Work task:
Search the entries for the word "JSON" and pull out each line that has it.
%%
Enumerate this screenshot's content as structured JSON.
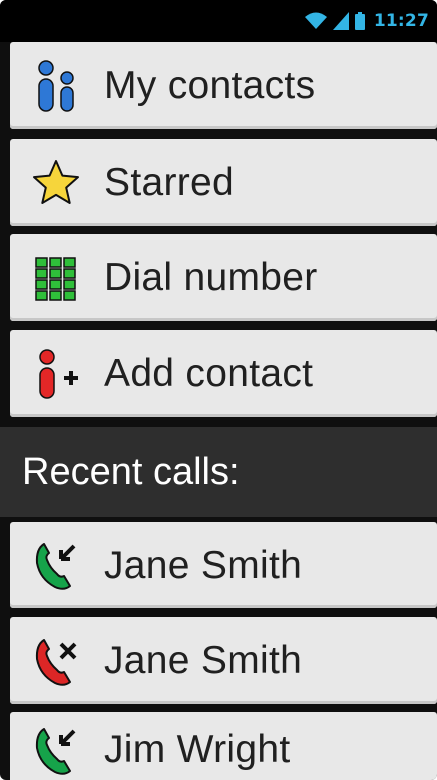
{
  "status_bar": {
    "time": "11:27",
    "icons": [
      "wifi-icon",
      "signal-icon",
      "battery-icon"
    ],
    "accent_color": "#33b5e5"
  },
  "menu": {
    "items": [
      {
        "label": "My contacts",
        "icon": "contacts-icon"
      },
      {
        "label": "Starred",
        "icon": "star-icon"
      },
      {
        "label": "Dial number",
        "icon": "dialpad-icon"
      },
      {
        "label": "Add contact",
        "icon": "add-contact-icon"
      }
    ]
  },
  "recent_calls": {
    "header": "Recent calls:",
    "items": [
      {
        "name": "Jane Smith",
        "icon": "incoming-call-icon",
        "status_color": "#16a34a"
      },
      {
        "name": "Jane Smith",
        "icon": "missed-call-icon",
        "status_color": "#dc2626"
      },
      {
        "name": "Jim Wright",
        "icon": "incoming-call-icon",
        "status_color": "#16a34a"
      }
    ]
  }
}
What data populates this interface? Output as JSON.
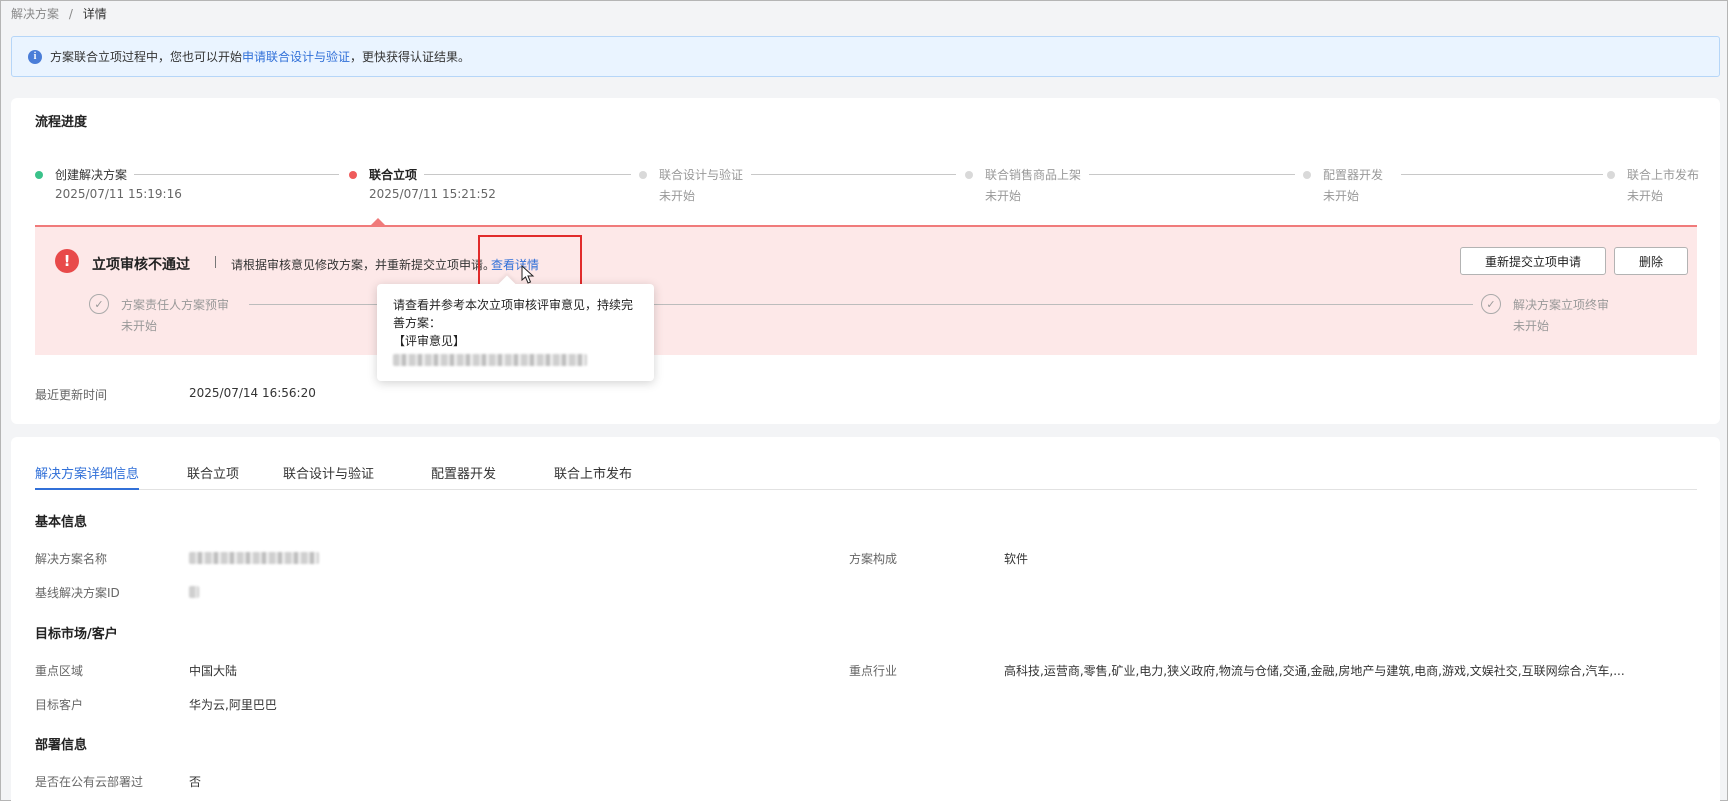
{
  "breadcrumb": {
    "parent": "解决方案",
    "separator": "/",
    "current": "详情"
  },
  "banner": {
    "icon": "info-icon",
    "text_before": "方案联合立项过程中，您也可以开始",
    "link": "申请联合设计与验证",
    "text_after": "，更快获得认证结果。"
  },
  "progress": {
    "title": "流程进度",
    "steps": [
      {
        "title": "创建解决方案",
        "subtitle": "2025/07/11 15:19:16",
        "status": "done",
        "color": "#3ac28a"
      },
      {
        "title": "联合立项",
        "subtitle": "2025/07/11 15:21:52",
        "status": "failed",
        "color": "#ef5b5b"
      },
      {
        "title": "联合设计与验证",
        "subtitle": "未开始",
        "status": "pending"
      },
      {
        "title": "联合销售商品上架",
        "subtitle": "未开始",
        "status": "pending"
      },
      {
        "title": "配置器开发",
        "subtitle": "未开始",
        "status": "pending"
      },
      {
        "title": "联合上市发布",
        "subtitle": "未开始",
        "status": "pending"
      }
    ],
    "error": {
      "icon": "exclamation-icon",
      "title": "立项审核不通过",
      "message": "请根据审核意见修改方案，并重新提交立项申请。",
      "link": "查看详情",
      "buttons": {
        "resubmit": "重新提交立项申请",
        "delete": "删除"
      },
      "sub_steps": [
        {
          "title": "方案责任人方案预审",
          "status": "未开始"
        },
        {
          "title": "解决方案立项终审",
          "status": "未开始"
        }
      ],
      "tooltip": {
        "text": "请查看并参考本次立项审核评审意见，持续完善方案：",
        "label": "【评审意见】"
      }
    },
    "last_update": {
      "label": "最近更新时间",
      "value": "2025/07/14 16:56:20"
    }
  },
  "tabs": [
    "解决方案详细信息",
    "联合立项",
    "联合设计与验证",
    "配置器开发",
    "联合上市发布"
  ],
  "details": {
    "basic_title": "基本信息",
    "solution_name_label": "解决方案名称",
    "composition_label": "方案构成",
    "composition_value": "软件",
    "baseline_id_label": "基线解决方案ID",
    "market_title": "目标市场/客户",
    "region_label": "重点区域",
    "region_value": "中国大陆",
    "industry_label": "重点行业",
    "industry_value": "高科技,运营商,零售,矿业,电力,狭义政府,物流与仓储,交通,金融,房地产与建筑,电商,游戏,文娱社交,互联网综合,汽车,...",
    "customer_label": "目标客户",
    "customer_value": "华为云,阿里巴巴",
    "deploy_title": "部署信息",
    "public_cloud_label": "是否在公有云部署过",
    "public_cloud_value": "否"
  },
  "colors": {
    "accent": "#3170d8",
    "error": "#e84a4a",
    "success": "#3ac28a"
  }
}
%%
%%
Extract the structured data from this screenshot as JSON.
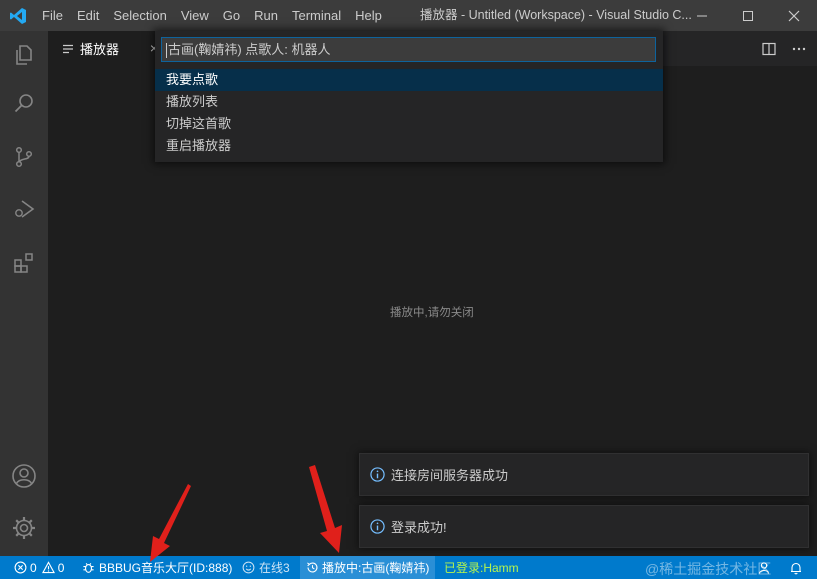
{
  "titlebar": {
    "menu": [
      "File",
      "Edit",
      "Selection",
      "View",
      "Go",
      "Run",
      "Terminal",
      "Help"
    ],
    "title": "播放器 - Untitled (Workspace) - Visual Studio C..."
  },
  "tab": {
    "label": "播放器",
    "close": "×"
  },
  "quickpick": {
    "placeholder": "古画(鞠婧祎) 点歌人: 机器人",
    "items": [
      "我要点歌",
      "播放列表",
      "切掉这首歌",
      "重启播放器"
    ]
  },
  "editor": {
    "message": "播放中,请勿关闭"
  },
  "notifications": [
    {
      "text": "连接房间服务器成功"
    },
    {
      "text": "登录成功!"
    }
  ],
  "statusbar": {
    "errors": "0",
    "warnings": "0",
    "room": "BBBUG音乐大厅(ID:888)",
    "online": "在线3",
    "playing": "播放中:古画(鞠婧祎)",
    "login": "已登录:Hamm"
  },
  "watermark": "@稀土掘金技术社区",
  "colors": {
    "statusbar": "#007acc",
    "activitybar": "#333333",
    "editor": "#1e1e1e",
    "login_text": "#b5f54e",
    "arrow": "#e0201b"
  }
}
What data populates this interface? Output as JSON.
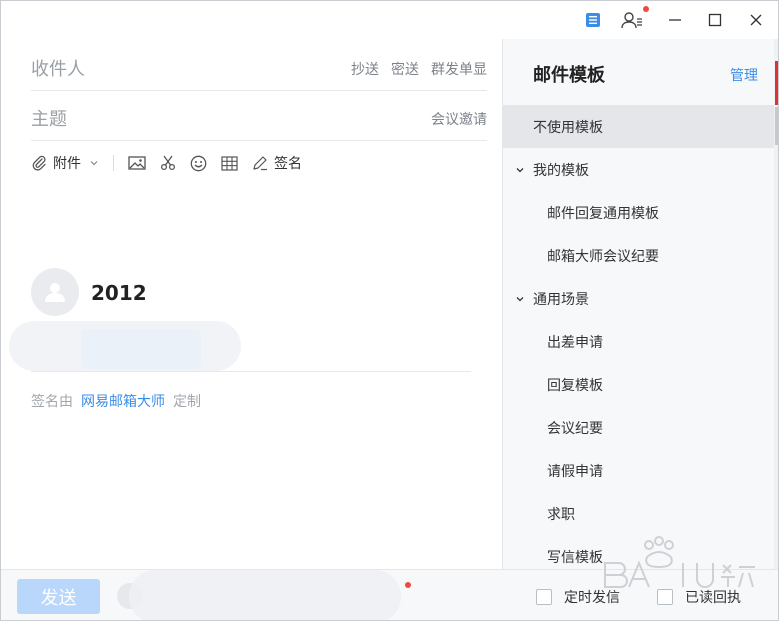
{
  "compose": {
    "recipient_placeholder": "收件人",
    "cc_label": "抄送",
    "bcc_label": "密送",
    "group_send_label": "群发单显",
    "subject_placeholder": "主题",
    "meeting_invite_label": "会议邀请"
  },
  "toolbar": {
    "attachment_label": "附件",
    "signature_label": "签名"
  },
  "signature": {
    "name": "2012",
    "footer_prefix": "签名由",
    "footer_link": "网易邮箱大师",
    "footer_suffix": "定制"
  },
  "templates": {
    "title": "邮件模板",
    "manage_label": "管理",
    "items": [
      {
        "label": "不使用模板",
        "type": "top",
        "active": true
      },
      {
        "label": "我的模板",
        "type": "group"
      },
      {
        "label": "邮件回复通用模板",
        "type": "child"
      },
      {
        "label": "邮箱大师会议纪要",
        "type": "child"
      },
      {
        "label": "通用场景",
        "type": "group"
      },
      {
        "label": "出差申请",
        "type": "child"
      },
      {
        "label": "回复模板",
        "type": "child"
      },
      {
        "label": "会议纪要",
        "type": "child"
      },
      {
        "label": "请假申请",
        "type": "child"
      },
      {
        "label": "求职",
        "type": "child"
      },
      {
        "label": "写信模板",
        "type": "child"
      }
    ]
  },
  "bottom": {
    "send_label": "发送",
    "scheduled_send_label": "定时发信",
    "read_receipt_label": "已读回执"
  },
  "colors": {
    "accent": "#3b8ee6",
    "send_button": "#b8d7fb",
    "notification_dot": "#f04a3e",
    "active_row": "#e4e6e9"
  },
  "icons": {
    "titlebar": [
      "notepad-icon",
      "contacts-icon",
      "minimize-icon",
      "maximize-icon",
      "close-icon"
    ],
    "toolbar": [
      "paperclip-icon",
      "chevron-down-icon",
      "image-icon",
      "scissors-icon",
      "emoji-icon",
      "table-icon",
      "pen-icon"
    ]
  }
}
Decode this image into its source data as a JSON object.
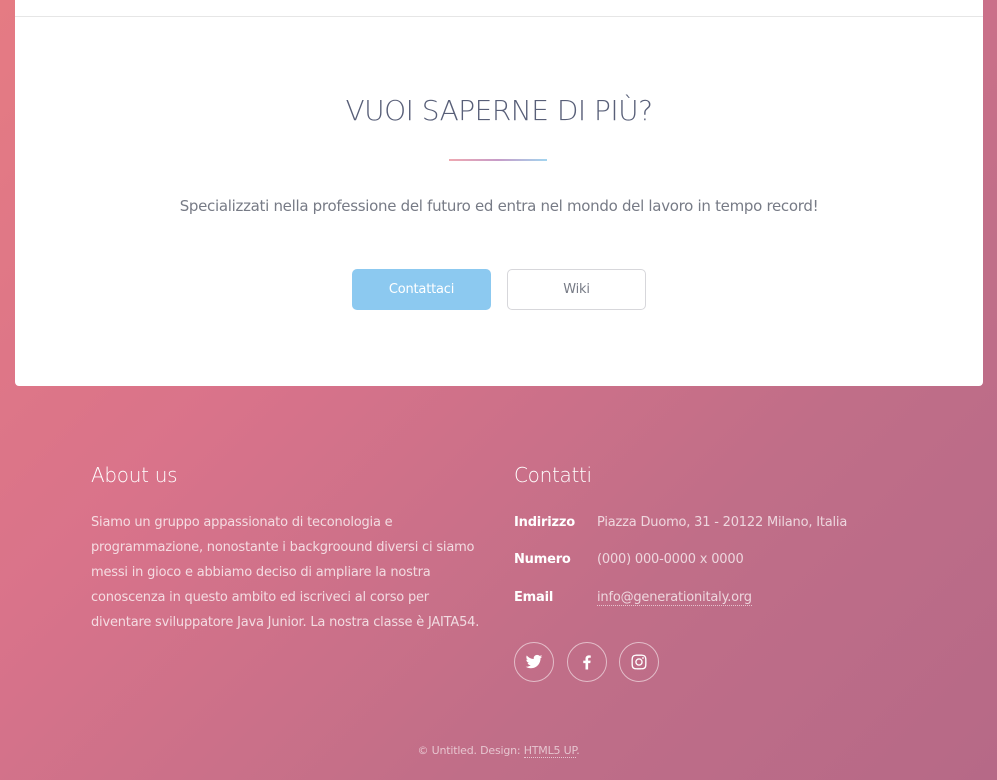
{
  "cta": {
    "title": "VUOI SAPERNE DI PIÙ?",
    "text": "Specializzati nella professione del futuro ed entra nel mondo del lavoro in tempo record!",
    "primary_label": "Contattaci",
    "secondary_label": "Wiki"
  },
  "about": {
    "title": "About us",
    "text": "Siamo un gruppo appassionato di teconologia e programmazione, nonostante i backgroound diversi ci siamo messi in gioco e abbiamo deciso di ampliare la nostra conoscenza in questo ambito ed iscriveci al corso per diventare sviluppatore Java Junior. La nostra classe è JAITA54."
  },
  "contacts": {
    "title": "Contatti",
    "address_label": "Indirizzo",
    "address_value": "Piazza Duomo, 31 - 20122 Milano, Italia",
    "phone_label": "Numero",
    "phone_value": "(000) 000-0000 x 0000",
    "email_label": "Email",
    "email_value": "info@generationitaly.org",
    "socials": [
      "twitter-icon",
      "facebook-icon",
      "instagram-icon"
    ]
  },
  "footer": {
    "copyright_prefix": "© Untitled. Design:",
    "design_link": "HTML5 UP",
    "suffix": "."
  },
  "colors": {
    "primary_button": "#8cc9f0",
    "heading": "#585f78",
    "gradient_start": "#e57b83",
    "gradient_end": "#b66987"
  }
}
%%
Reply:
Enumerate this screenshot's content as structured JSON.
What data populates this interface? Output as JSON.
Extract the structured data from this screenshot as JSON.
What data populates this interface? Output as JSON.
Decode this image into its source data as a JSON object.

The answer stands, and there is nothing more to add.